In writing about the “Nutritional Industrial Complex” and the development of “edible foodlike substances,” journalist Michal Pollan writes in his book "In Defense of Food:"
All of our uncertainties about nutrition should not obscure the plain fact that the chronic diseases that now kill most of us can be traced directly to the industrialization of our food: the rise of highly processed foods and refined grains…the superabundance of cheap calories of sugar and fat produced by modern agriculture…These changes have given us the Western diet that we take for granted: lots of processed foods and meat, lots of added fat and sugar, lots of everything – except vegetables, fruits, and whole grains.
Are we talking about a conspiracy here? Yes, sort of, if the conspiracy is for industry to move us away from eating food that promotes health. But Is the Food Industry actually trying to make us fat? The answer is no. The Food Industry is simply that — an industry, a business that must compete in our economy by employing strategies that are part of a free enterprise system. But there are serious, damaging consequences to this profit-driven system. The bottom line is that you’re an adult. You get to decide what to eat. If you decide to eat unhealthy processed food regularly or occasionally, that's up to you. It’s different with kids, however. They cannot make the same considered decisions that adults supposedly can. We'll have a future post about how the Food Industry uses television and internet commercials, mascots, video games, and promotional products to directly advertise to children.
Janice — And let’s not even get started talking about that particularly heinous invention, the jaw-droppingly unhealthy Lunchable, which — God forgive me — I used to offer to my kids. I know that someone is definitely going to hell for that product. The tagline for Lunchables is “add fun to their lunchtime.” Guess what, Food Industry executives? Childhood obesity is not fun. I accept that the Food Industry is a business that has responsibilities to its stockholders. But aren’t there other stakeholders, too? At the very least, is there no responsibility to our children?
Here's what we suggest: eat as much unprocessed, non-manufactured food as possible. Easier said than done, we realize. Convenient, delicious, unhealthy food is ubiquitous. In a fascinating book "The Evolution of Obesity," the authors remark, “We evolved on the savannahs of Africa; we now live in Candyland.” Let's keep evolving.

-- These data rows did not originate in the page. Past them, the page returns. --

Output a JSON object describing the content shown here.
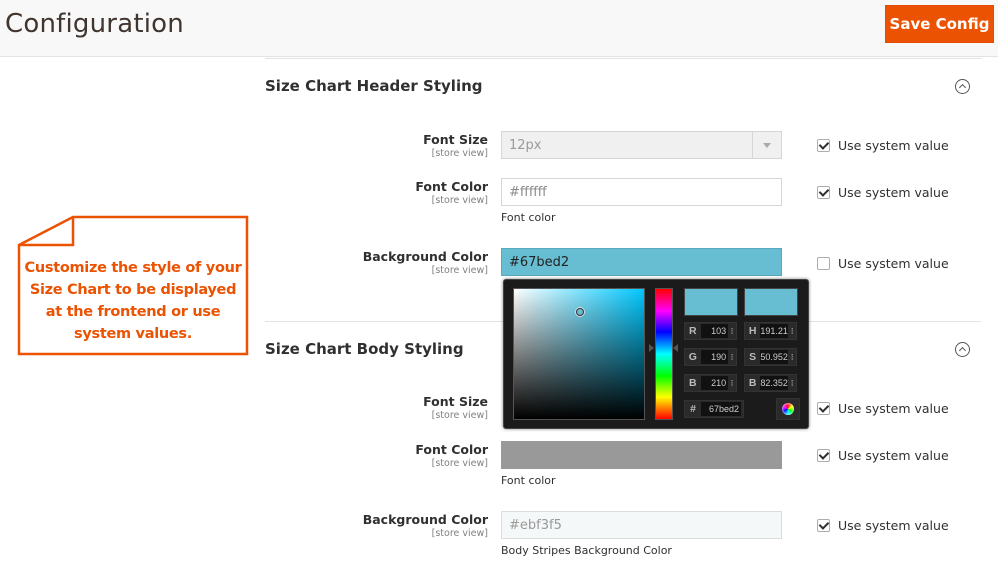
{
  "header": {
    "title": "Configuration",
    "save_label": "Save Config",
    "accent_color": "#eb5202"
  },
  "callout": {
    "text": "Customize the style of your Size Chart to be displayed at the frontend or use system values.",
    "color": "#eb5202"
  },
  "sections": [
    {
      "title": "Size Chart Header Styling",
      "collapse_icon": "chevron-up-circle-icon",
      "fields": [
        {
          "label": "Font Size",
          "scope": "[store view]",
          "type": "select",
          "value": "12px",
          "note": "",
          "use_system_value": true,
          "use_system_label": "Use system value"
        },
        {
          "label": "Font Color",
          "scope": "[store view]",
          "type": "text",
          "value": "#ffffff",
          "note": "Font color",
          "use_system_value": true,
          "use_system_label": "Use system value"
        },
        {
          "label": "Background Color",
          "scope": "[store view]",
          "type": "text",
          "value": "#67bed2",
          "note": "",
          "use_system_value": false,
          "use_system_label": "Use system value"
        }
      ]
    },
    {
      "title": "Size Chart Body Styling",
      "collapse_icon": "chevron-up-circle-icon",
      "fields": [
        {
          "label": "Font Size",
          "scope": "[store view]",
          "type": "select",
          "value": "",
          "note": "",
          "use_system_value": true,
          "use_system_label": "Use system value"
        },
        {
          "label": "Font Color",
          "scope": "[store view]",
          "type": "text",
          "value": "",
          "note": "Font color",
          "use_system_value": true,
          "use_system_label": "Use system value"
        },
        {
          "label": "Background Color",
          "scope": "[store view]",
          "type": "text",
          "value": "#ebf3f5",
          "note": "Body Stripes Background Color",
          "use_system_value": true,
          "use_system_label": "Use system value"
        }
      ]
    }
  ],
  "color_picker": {
    "current_color": "#67bed2",
    "previous_color": "#67bed2",
    "hue_base": "#00c8ff",
    "fields": {
      "r": {
        "key": "R",
        "value": "103"
      },
      "g": {
        "key": "G",
        "value": "190"
      },
      "b": {
        "key": "B",
        "value": "210"
      },
      "h": {
        "key": "H",
        "value": "191.21"
      },
      "s": {
        "key": "S",
        "value": "50.952"
      },
      "bright": {
        "key": "B",
        "value": "82.352"
      },
      "hex": {
        "key": "#",
        "value": "67bed2"
      }
    },
    "spin_glyph": "↕",
    "saturation_percent": 50.952,
    "brightness_percent": 82.352,
    "hue_degrees": 191.21
  },
  "body_font_color_swatch": "#999999"
}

(1) Ludwig DS. Lifespan Weighed Down by Diet. JAMA.2016; 315(21):2269-70.
(2) Kearns CE et al. Sugar industry and coronary heart disease research: a historical analysis of internal industry documents. JAMA Int Med doi:10.1001/jamainternmed 2016:E1-E6.
(3) Gross LS. Increased consumption of refined carbohydrates and the epidemic of type 2 diabetes in the United States; an ecologic assessment. Am J Clin Nutr 2004; 79(5):774-9.